If you want to address D&I, the first step is to create an inclusive organization where everyone can be themselves and achieve their full potential. At Elsevier we have rolled out Inclusive Leadership and Psychological Safety programmes which were highly effective. Once the working culture is more inclusive, you can put diverse talent hiring and retention on the agenda. Publishing houses that are inclusive and diverse will attract more talent, especially if their efforts are recognized through external benchmarks or independent evaluations. Prospective hires look at organizations like Comparably and Glassdoor to evaluate how companies align on their values and purpose.
In parallel, I am a great supporter of raising awareness of what we publish, for example by celebrating diverse voices through awards, dedicated programmes and financial support.
You write on your blog that both the British and the American publishing industries are making progress in the D&I of their workforce. How do you think they have achieved this progress?
First, the UK and the US stand out because for those countries we have a great deal of data going back several years on diversity in our industry. I would love to have similar data for other countries and be able to build a truly international perspective on diversity in publishing at a global level, but that is not possible as yet. Of course I’m aware of the fact that in gathering data, you have to balance privacy with the importance of data registration across all types of diversity.
Second, I recall a conversation I had with a leading British publisher who said, ‘We cannot afford not to have a strong and active D&I programme, otherwise we will not succeed in hiring and retaining the talent we need.’
I have seen publishing houses putting D&I on the agenda in a systematic way. They hired dedicated D&I staff, formulated a strategy and executed it. They communicated internally and externally about the strategic importance of this approach. They empowered Employee Resource Groups linked to the different D&I lenses, and gave them a budget. Finally, they had strong, outspoken support from the top. To be successful at D&I, you have to fire on all cylinders at the same time and do so in a sustained way over many years.

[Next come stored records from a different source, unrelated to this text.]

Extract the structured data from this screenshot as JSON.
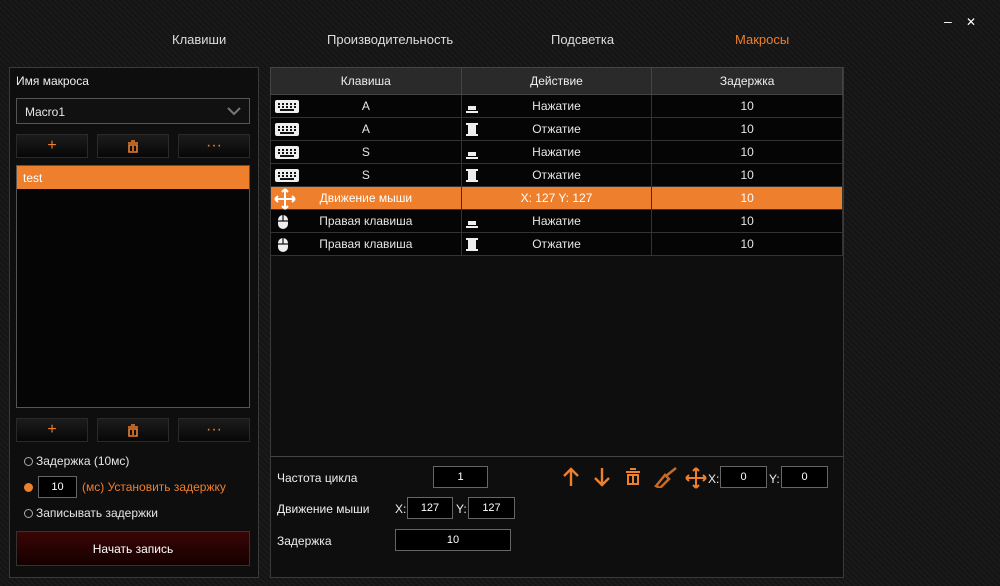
{
  "nav": {
    "tabs": [
      {
        "label": "Клавиши"
      },
      {
        "label": "Производительность"
      },
      {
        "label": "Подсветка"
      },
      {
        "label": "Макросы"
      }
    ],
    "active": "Макросы"
  },
  "window": {
    "minimize": "–",
    "close": "✕"
  },
  "left": {
    "title": "Имя макроса",
    "selected_macro": "Macro1",
    "list": [
      "test"
    ],
    "options": {
      "delay_default": "Задержка (10мс)",
      "delay_value": "10",
      "delay_set": "(мс) Установить задержку",
      "record_delays": "Записывать задержки"
    },
    "start": "Начать запись"
  },
  "table": {
    "headers": [
      "Клавиша",
      "Действие",
      "Задержка"
    ],
    "rows": [
      {
        "icon": "keyboard",
        "key": "A",
        "action": "Нажатие",
        "type": "press",
        "delay": "10"
      },
      {
        "icon": "keyboard",
        "key": "A",
        "action": "Отжатие",
        "type": "release",
        "delay": "10"
      },
      {
        "icon": "keyboard",
        "key": "S",
        "action": "Нажатие",
        "type": "press",
        "delay": "10"
      },
      {
        "icon": "keyboard",
        "key": "S",
        "action": "Отжатие",
        "type": "release",
        "delay": "10"
      },
      {
        "icon": "move",
        "key": "Движение мыши",
        "action": "X: 127 Y: 127",
        "type": "none",
        "delay": "10",
        "selected": true
      },
      {
        "icon": "mouse",
        "key": "Правая клавиша",
        "action": "Нажатие",
        "type": "press",
        "delay": "10"
      },
      {
        "icon": "mouse",
        "key": "Правая клавиша",
        "action": "Отжатие",
        "type": "release",
        "delay": "10"
      }
    ]
  },
  "bottom": {
    "cycle_label": "Частота цикла",
    "cycle": "1",
    "mouse_label": "Движение мыши",
    "x_label": "X:",
    "y_label": "Y:",
    "mx": "127",
    "my": "127",
    "delay_label": "Задержка",
    "delay": "10",
    "tx": "0",
    "ty": "0"
  },
  "colors": {
    "accent": "#ee7f2d"
  }
}
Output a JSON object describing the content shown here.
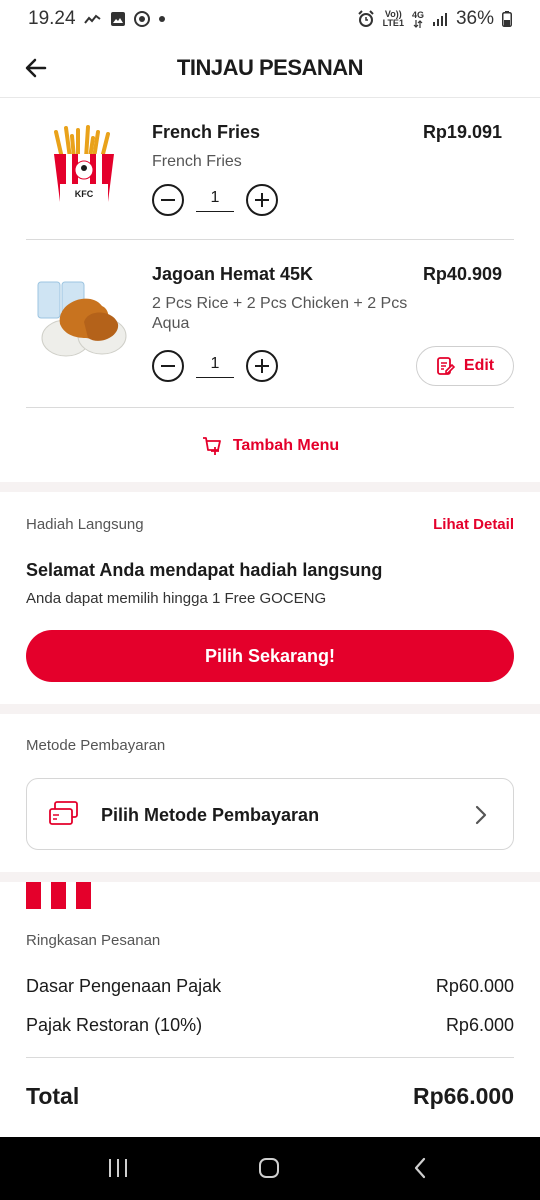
{
  "status_bar": {
    "time": "19.24",
    "battery": "36%",
    "network_top": "Vo))",
    "network_bottom": "LTE1",
    "net_type": "4G"
  },
  "header": {
    "title": "TINJAU PESANAN"
  },
  "items": [
    {
      "name": "French Fries",
      "price": "Rp19.091",
      "desc": "French Fries",
      "qty": "1",
      "image_label": "KFC"
    },
    {
      "name": "Jagoan Hemat 45K",
      "price": "Rp40.909",
      "desc": "2 Pcs Rice + 2 Pcs Chicken + 2 Pcs Aqua",
      "qty": "1",
      "edit_label": "Edit"
    }
  ],
  "add_menu_label": "Tambah Menu",
  "gift": {
    "section_label": "Hadiah Langsung",
    "detail_link": "Lihat Detail",
    "title": "Selamat Anda mendapat hadiah langsung",
    "subtitle": "Anda dapat memilih hingga 1 Free GOCENG",
    "button": "Pilih Sekarang!"
  },
  "payment": {
    "section_label": "Metode Pembayaran",
    "select_label": "Pilih Metode Pembayaran"
  },
  "summary": {
    "section_label": "Ringkasan Pesanan",
    "rows": [
      {
        "label": "Dasar Pengenaan Pajak",
        "value": "Rp60.000"
      },
      {
        "label": "Pajak Restoran (10%)",
        "value": "Rp6.000"
      }
    ],
    "total_label": "Total",
    "total_value": "Rp66.000"
  },
  "colors": {
    "accent": "#e4002b",
    "text": "#1b1b1b",
    "muted": "#555555"
  }
}
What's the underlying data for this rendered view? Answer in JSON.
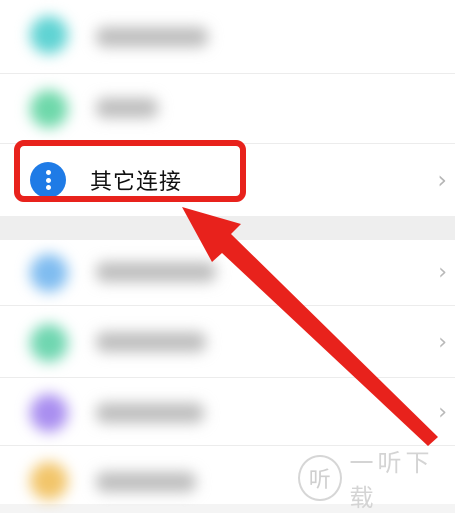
{
  "list": {
    "highlighted_item": {
      "label": "其它连接",
      "icon": "more-vertical-icon",
      "icon_color": "#1f7be6"
    },
    "blurred_item_colors": [
      "#5fd3d3",
      "#6ed8aa",
      "#7fbcf0",
      "#6fd6b0",
      "#a98ef0",
      "#f2c56a"
    ]
  },
  "annotation": {
    "highlight_color": "#e8221c",
    "arrow_color": "#e8221c"
  },
  "watermark": {
    "logo": "听",
    "text": "一听下载"
  }
}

Is there one specific D&I lens (gender, race, sexual identity, disability, etc) that is likely to present the greatest challenges for the publishing industry?
The UK PA now has data on diversity in the UK publishing industry going back many years and it tells an interesting story: the workforce is more female than male, the leadership has reached gender parity, and the LGBTQI+ community is well represented (even though they are more likely to come out to their immediate colleagues than to their managers). But the race lens on diversity is clearly where most challenges are. This has been known for years, but dedicated programmes have not really rectified the situation. Even if Black talent is hired, through internship programmes for example, Black interns are less likely to stay in their publishing house than other staff. I think it is fair to say that the inclusive working environment doesn’t extend to Black employees.
How will the IPA keep working towards a more diverse and inclusive publishing industry?
D&I now has an official home at the IPA in the Inclusive Publishing and Literacy committee, which I chair. In parallel, the PublisHER initiative is going from strength to strength, and we keep D&I on the agenda through our blogs (there was a recent blog on Every Story Matters), as we will at the upcoming IPA Congress in Jakarta next year. Our members are increasingly embracing D&I, and the UK PA and the American Association of Publishers are really in the vanguard here. At the IPA we are playing our part in exchanging best practice and helping all our members become and remain active in this area.